* **Action item**: Give the data again, word for word.

START Study material

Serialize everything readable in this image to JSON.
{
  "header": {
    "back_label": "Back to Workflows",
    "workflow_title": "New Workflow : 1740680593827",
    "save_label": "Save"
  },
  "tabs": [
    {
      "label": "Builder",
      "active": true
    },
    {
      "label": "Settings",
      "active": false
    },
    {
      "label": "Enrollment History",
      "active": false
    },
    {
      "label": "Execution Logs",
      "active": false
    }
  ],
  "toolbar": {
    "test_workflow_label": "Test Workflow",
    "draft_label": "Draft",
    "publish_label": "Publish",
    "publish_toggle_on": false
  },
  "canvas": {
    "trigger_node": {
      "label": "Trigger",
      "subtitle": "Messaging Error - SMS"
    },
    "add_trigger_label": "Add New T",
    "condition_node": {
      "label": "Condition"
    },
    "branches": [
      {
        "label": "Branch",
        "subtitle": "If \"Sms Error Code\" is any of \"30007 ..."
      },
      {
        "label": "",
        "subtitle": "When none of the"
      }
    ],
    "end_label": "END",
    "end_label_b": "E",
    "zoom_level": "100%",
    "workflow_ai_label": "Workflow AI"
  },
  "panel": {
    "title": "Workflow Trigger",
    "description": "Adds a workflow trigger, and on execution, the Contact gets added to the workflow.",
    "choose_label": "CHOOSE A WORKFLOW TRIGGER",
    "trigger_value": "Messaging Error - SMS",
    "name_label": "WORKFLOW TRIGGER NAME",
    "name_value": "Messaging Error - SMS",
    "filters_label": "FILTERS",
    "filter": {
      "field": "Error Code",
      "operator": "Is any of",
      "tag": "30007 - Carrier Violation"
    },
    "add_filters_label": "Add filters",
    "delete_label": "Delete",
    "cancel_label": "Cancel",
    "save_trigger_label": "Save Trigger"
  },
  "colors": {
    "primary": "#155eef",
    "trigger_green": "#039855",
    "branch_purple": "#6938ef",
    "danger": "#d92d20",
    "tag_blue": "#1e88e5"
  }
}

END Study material

* **Response**:
Serialize everything readable in this image to JSON.
{
  "header": {
    "back_label": "Back to Workflows",
    "workflow_title": "New Workflow : 1740680593827",
    "save_label": "Save"
  },
  "tabs": [
    {
      "label": "Builder",
      "active": true
    },
    {
      "label": "Settings",
      "active": false
    },
    {
      "label": "Enrollment History",
      "active": false
    },
    {
      "label": "Execution Logs",
      "active": false
    }
  ],
  "toolbar": {
    "test_workflow_label": "Test Workflow",
    "draft_label": "Draft",
    "publish_label": "Publish",
    "publish_toggle_on": false
  },
  "canvas": {
    "trigger_node": {
      "label": "Trigger",
      "subtitle": "Messaging Error - SMS"
    },
    "add_trigger_label": "Add New T",
    "condition_node": {
      "label": "Condition"
    },
    "branches": [
      {
        "label": "Branch",
        "subtitle": "If \"Sms Error Code\" is any of \"30007 ..."
      },
      {
        "label": "",
        "subtitle": "When none of the"
      }
    ],
    "end_label": "END",
    "end_label_b": "E",
    "zoom_level": "100%",
    "workflow_ai_label": "Workflow AI"
  },
  "panel": {
    "title": "Workflow Trigger",
    "description": "Adds a workflow trigger, and on execution, the Contact gets added to the workflow.",
    "choose_label": "CHOOSE A WORKFLOW TRIGGER",
    "trigger_value": "Messaging Error - SMS",
    "name_label": "WORKFLOW TRIGGER NAME",
    "name_value": "Messaging Error - SMS",
    "filters_label": "FILTERS",
    "filter": {
      "field": "Error Code",
      "operator": "Is any of",
      "tag": "30007 - Carrier Violation"
    },
    "add_filters_label": "Add filters",
    "delete_label": "Delete",
    "cancel_label": "Cancel",
    "save_trigger_label": "Save Trigger"
  },
  "colors": {
    "primary": "#155eef",
    "trigger_green": "#039855",
    "branch_purple": "#6938ef",
    "danger": "#d92d20",
    "tag_blue": "#1e88e5"
  }
}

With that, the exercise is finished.